In continuation to my other posts which make a huge impact on other people's lives (this is a joke, but could be true though) I decided to blog today about Porter's Strategies and then realized that the chewing gum example would be a very good one to help me explain about this. The picture above shows two different brands of chewing gum:
- Trident is sold for 60 piasters and has 10 pieces, so each piece is for 6 piasters
- 'Shaarawi' is sold for 1 piaster and has 2 pieces, so each piece is for half a piaster
Hence, in this example, 'Shaarawi' offers a very basic product but for the lowest price among its competitors. On the other hand, Trident's offering has been differentiated by promoting additional features such as a long lasting flavor, a sugar-free product plus a more appealing package which could have implications about the quality; from a consumer's point of view this justifies the price difference. Usually, when a new player joins an existing market it utilizes a Low Cost strategy to gain market share.
Porter's Strategies are not only restricted to business. For instance, a job applicant with a Differentiation approach would try to increase the likelihood of having a better paying job through emphasizing how different he/she is; including a solid list of qualifications or a background of voluntary work and extracurricular activities. Conversely, the applicant would try to secure the opportunity and settle for a very basic salary in case of a Low Cost direction.
One last thing, have you considered how a product being sold for 1 piaster manages to cover manufacturing cost and still has a profit margin?!

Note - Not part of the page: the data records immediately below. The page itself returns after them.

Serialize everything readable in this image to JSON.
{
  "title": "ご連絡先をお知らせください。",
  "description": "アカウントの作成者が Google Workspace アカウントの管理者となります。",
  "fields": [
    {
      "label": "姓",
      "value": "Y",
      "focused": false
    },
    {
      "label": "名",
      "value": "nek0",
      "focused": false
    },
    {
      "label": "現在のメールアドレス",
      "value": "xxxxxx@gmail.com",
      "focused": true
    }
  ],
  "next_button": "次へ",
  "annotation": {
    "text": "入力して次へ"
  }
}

* Reference: Johnson, G., Whittington, R., & Scholes, K. (2011). Exploring Strategy: Text & Cases (9th Edition ed.) Harlow: Pearson.